All of these questions indubitably need discussion—no question about that—but what I don’t get is how the Acton Axiom helps us one inch. H. is naturally aware that Marx thought of Human Nature itself as being a changing and society-conditioned aspect of humanity, not eternally frozen in its Actonian Categories, hence discussable not in terms of a static Human Nature but only in terms of its dynamic relationship to actual evolving social beings, real-life men and women and children. If we think within this framework, which is Marx’s, I don’t know what H.’s question means. If we want to question the framework itself, that’s fine, but then (1) it’s not the question H. is raising, and (2) it sure isn’t simplistic, not by a long shot. In short, I think the question as posed is confused—but that’s human nature for you, isn’t it?
Robert Heilbroner replies:
I find it difficult to disentangle the thread of Mr. Draper’s argument. At the risk of revealing my stubbornness or slow-wittedness, let me therefore simply restate my point.
I believe that history reveals an unmistakable propensity for the degeneration of authority, which is indispensable to organized social life, into structures of harsh domination. These are often, but by no means always, structures of economic domination. The hegemony of males over females, priests over laities, military elites over society at large, is not always accompanied by acts of material exploitation. The exercise of, enjoyment of, and acquiescence in power for its own pleasures seems to be a widely diffused element in history.

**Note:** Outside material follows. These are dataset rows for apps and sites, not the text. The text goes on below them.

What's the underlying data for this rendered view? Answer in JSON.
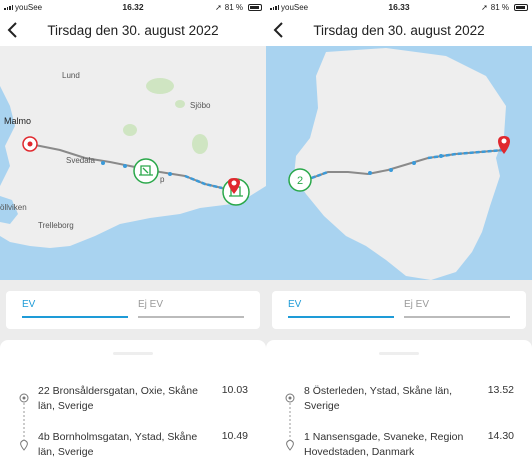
{
  "screens": [
    {
      "status": {
        "carrier": "youSee",
        "time": "16.32",
        "battery": "81 %"
      },
      "header": {
        "title": "Tirsdag den 30. august 2022"
      },
      "map": {
        "labels": [
          "Lund",
          "Sjöbo",
          "Malmo",
          "Svedala",
          "öllviken",
          "Trelleborg",
          "p"
        ]
      },
      "tabs": [
        {
          "label": "EV",
          "active": true
        },
        {
          "label": "Ej EV",
          "active": false
        }
      ],
      "trip": {
        "start": {
          "address": "22 Bronsåldersgatan, Oxie, Skåne län, Sverige",
          "time": "10.03"
        },
        "end": {
          "address": "4b Bornholmsgatan, Ystad, Skåne län, Sverige",
          "time": "10.49"
        }
      }
    },
    {
      "status": {
        "carrier": "youSee",
        "time": "16.33",
        "battery": "81 %"
      },
      "header": {
        "title": "Tirsdag den 30. august 2022"
      },
      "map": {
        "cluster_count": "2"
      },
      "tabs": [
        {
          "label": "EV",
          "active": true
        },
        {
          "label": "Ej EV",
          "active": false
        }
      ],
      "trip": {
        "start": {
          "address": "8 Österleden, Ystad, Skåne län, Sverige",
          "time": "13.52"
        },
        "end": {
          "address": "1 Nansensgade, Svaneke, Region Hovedstaden, Danmark",
          "time": "14.30"
        }
      }
    }
  ],
  "colors": {
    "accent": "#1e9bd7",
    "pin": "#e0282e",
    "ev_icon": "#2aa84a",
    "route_gray": "#8a8a8a",
    "water": "#a9d3f0",
    "land": "#eeeeee"
  }
}
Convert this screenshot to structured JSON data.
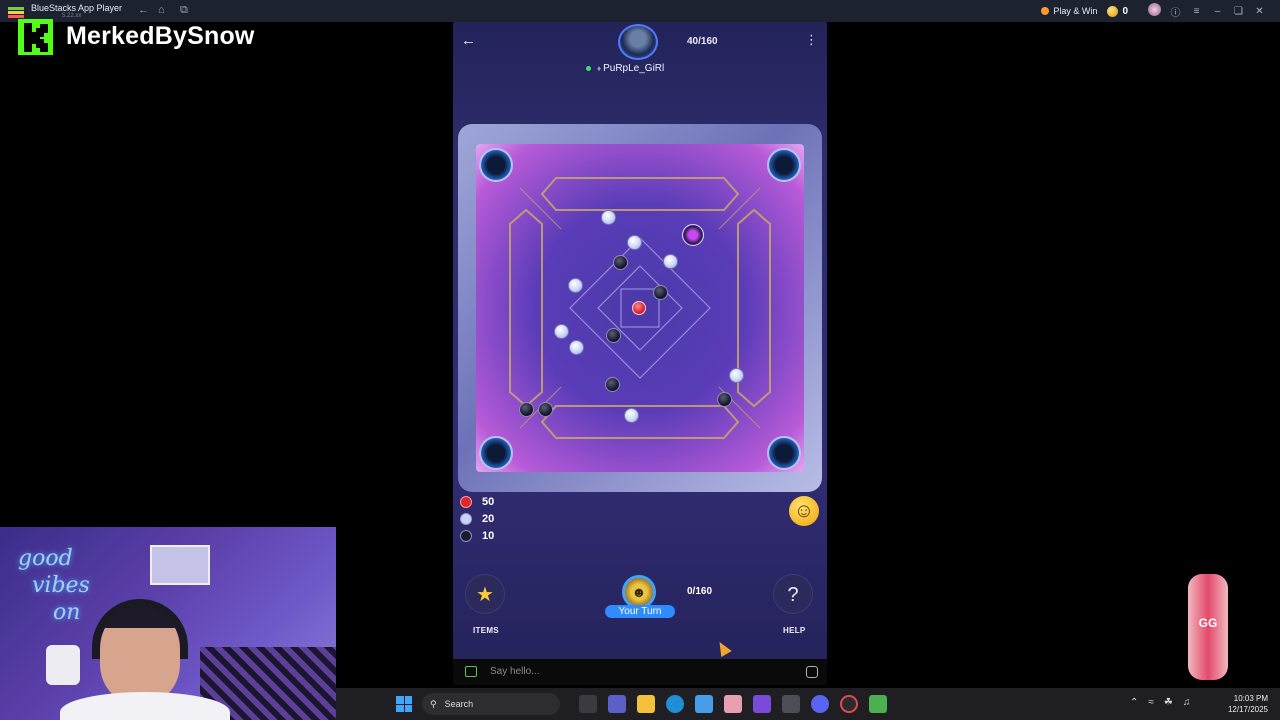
{
  "titlebar": {
    "app_title": "BlueStacks App Player",
    "subtitle": "5.22.xx",
    "play_win_label": "Play & Win",
    "coin_count": "0"
  },
  "overlay": {
    "streamer_name": "MerkedBySnow"
  },
  "game": {
    "opponent": {
      "name": "PuRpLe_GiRl",
      "tag": "♦",
      "score": "40/160"
    },
    "scoreboard": [
      {
        "coin": "queen",
        "color": "#e0262f",
        "points": "50"
      },
      {
        "coin": "white",
        "color": "#c9d3f7",
        "points": "20"
      },
      {
        "coin": "black",
        "color": "#1a1b30",
        "points": "10"
      }
    ],
    "player": {
      "turn_label": "Your Turn",
      "score": "0/160"
    },
    "buttons": {
      "items_label": "ITEMS",
      "help_label": "HELP",
      "help_glyph": "?",
      "items_glyph": "★",
      "emoji_glyph": "☺"
    }
  },
  "chat": {
    "placeholder": "Say hello..."
  },
  "webcam": {
    "neon_sign": "good vibes only"
  },
  "badge": {
    "label": "GG"
  },
  "taskbar": {
    "search_label": "Search",
    "time": "10:03 PM",
    "date": "12/17/2025"
  }
}
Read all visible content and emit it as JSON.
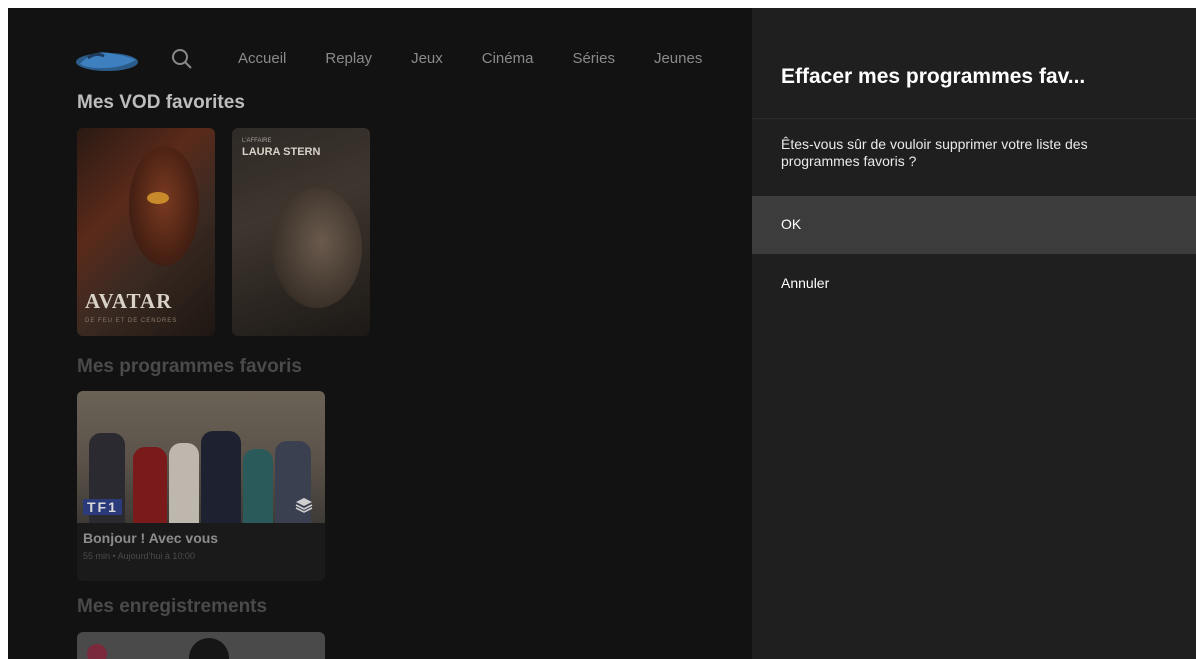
{
  "nav": {
    "items": [
      "Accueil",
      "Replay",
      "Jeux",
      "Cinéma",
      "Séries",
      "Jeunes"
    ]
  },
  "sections": {
    "vod": "Mes VOD favorites",
    "programs": "Mes programmes favoris",
    "recordings": "Mes enregistrements"
  },
  "posters": [
    {
      "title": "AVATAR",
      "subtitle": "DE FEU ET DE CENDRES"
    },
    {
      "kicker": "L'AFFAIRE",
      "title": "LAURA STERN"
    }
  ],
  "program_card": {
    "channel": "TF1",
    "title": "Bonjour ! Avec vous",
    "meta": "55 min • Aujourd'hui à 10:00"
  },
  "dialog": {
    "title": "Effacer mes programmes fav...",
    "message": "Êtes-vous sûr de vouloir supprimer votre liste des programmes favoris ?",
    "options": [
      "OK",
      "Annuler"
    ]
  },
  "colors": {
    "background": "#121212",
    "panel": "#1f1f1f",
    "selected_option": "#3c3c3c"
  }
}
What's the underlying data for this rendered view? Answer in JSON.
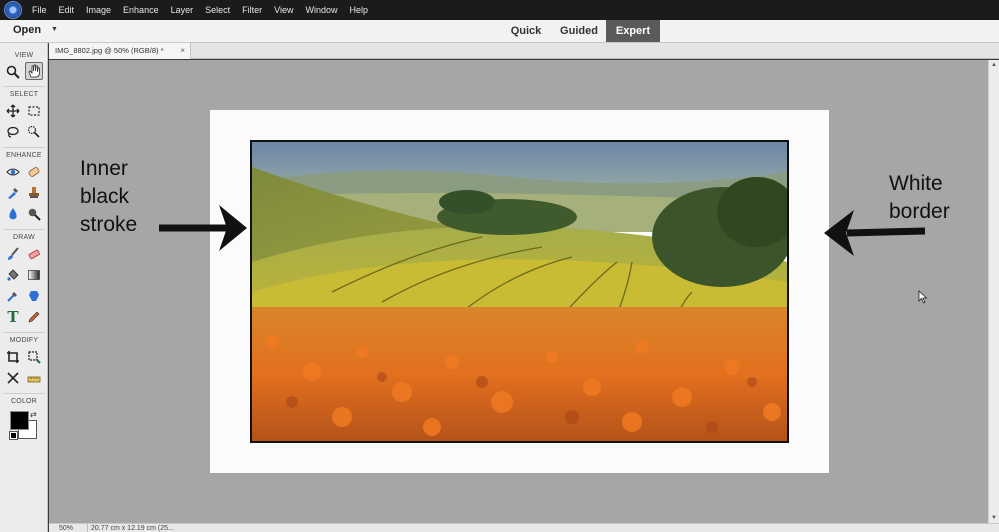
{
  "menubar": {
    "items": [
      "File",
      "Edit",
      "Image",
      "Enhance",
      "Layer",
      "Select",
      "Filter",
      "View",
      "Window",
      "Help"
    ]
  },
  "modebar": {
    "open_label": "Open",
    "tabs": {
      "quick": "Quick",
      "guided": "Guided",
      "expert": "Expert"
    },
    "active_tab": "Expert"
  },
  "toolbar": {
    "sections": {
      "view": "VIEW",
      "select": "SELECT",
      "enhance": "ENHANCE",
      "draw": "DRAW",
      "modify": "MODIFY",
      "color": "COLOR"
    },
    "foreground_color": "#000000",
    "background_color": "#ffffff"
  },
  "document": {
    "tab_title": "IMG_8802.jpg @ 50% (RGB/8) *",
    "close_glyph": "×"
  },
  "statusbar": {
    "zoom": "50%",
    "doc_info": "20.77 cm x 12.19 cm (25..."
  },
  "annotations": {
    "left": [
      "Inner",
      "black",
      "stroke"
    ],
    "right": [
      "White",
      "border"
    ]
  },
  "colors": {
    "canvas_bg": "#a6a6a6",
    "border": "#fbfbfb",
    "stroke": "#111111",
    "expert_tab": "#5a5a5a"
  }
}
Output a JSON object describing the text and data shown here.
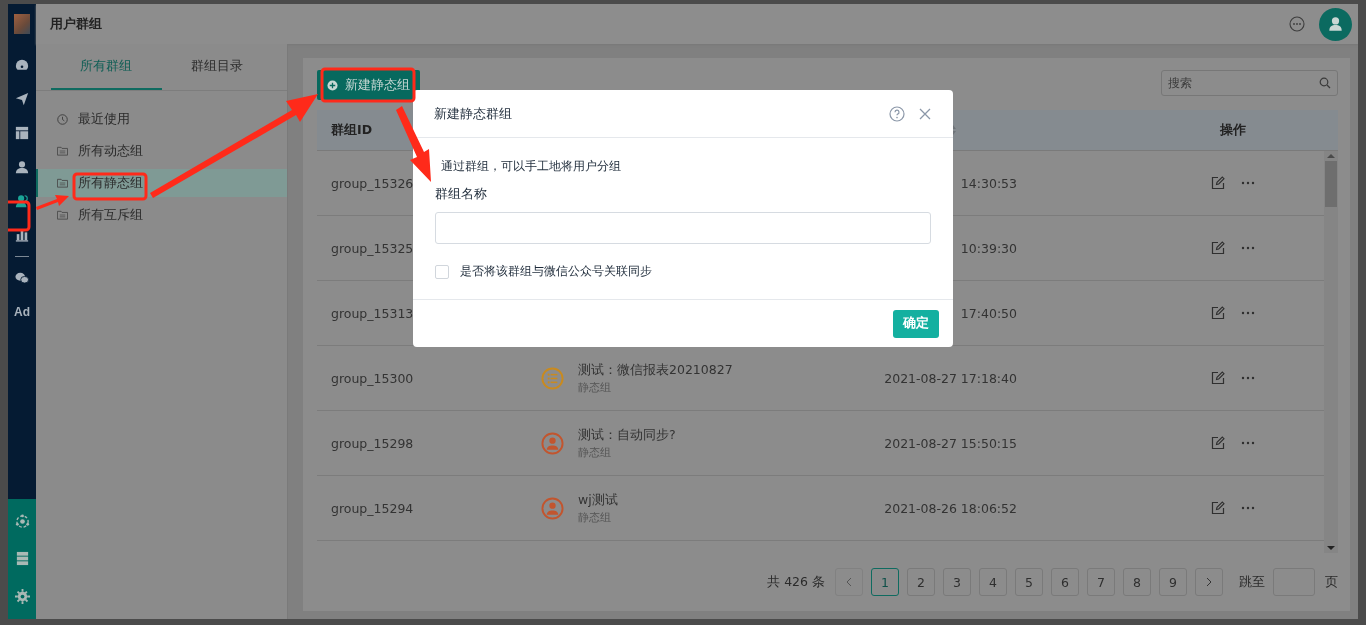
{
  "nav": {
    "items": [
      {
        "kind": "logo"
      },
      {
        "kind": "dashboard",
        "selected": false
      },
      {
        "kind": "send",
        "selected": false
      },
      {
        "kind": "layout",
        "selected": false
      },
      {
        "kind": "user",
        "selected": false
      },
      {
        "kind": "group",
        "selected": true
      },
      {
        "kind": "chart",
        "selected": false
      },
      {
        "kind": "divider"
      },
      {
        "kind": "chat",
        "selected": false
      },
      {
        "kind": "text",
        "label": "Ad",
        "selected": false
      }
    ],
    "bottom_items": [
      {
        "kind": "network"
      },
      {
        "kind": "server"
      },
      {
        "kind": "gear"
      }
    ]
  },
  "header": {
    "title": "用户群组"
  },
  "left_panel": {
    "tabs": [
      {
        "label": "所有群组",
        "selected": true
      },
      {
        "label": "群组目录",
        "selected": false
      }
    ],
    "items": [
      {
        "kind": "clock",
        "label": "最近使用",
        "selected": false
      },
      {
        "kind": "folder",
        "label": "所有动态组",
        "selected": false
      },
      {
        "kind": "folder",
        "label": "所有静态组",
        "selected": true
      },
      {
        "kind": "folder",
        "label": "所有互斥组",
        "selected": false
      }
    ]
  },
  "toolbar": {
    "new_button": "新建静态组",
    "search": {
      "placeholder": "搜索"
    }
  },
  "table": {
    "columns": [
      "群组ID",
      "",
      "",
      "操作"
    ],
    "rows": [
      {
        "id": "group_15326",
        "time": "14:30:53"
      },
      {
        "id": "group_15325",
        "time": "10:39:30"
      },
      {
        "id": "group_15313",
        "time": "17:40:50"
      },
      {
        "id": "group_15300",
        "name": "测试：微信报表20210827",
        "type": "静态组",
        "kind": "list",
        "color": "#c98a1e",
        "time": "2021-08-27 17:18:40"
      },
      {
        "id": "group_15298",
        "name": "测试：自动同步?",
        "type": "静态组",
        "kind": "user",
        "color": "#c2552e",
        "time": "2021-08-27 15:50:15"
      },
      {
        "id": "group_15294",
        "name": "wj测试",
        "type": "静态组",
        "kind": "user",
        "color": "#c2552e",
        "time": "2021-08-26 18:06:52"
      }
    ]
  },
  "pagination": {
    "total": "共 426 条",
    "pages": [
      {
        "label": "1",
        "selected": true
      },
      {
        "label": "2",
        "selected": false
      },
      {
        "label": "3",
        "selected": false
      },
      {
        "label": "4",
        "selected": false
      },
      {
        "label": "5",
        "selected": false
      },
      {
        "label": "6",
        "selected": false
      },
      {
        "label": "7",
        "selected": false
      },
      {
        "label": "8",
        "selected": false
      },
      {
        "label": "9",
        "selected": false
      }
    ],
    "jump_label": "跳至",
    "page_unit": "页"
  },
  "dialog": {
    "title": "新建静态群组",
    "description": "通过群组，可以手工地将用户分组",
    "field_label": "群组名称",
    "checkbox": {
      "label": "是否将该群组与微信公众号关联同步",
      "checked": false
    },
    "confirm": "确定"
  }
}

That is what I meant by invoking what Draper calls Acton’s Axiom. Of course the Axiom applies to America as well as to Russia, to corporate hierarchs as well as to communist ones. What is crucial, and missing from Marx’s investigations into political life, is an interest in the etiology of this phenomenon. I think its roots must be sought in aspects of the human psyche of which Marx was unaware, as well as in the social aspects of existence of which he was very much aware. At any rate, the question is one that has not yet elicited much interest or understanding on the part of most (not all) scholars interested in Marx’s viewpoint. I regret that Mr. Draper seems to be one of this majority.
October 12, 1978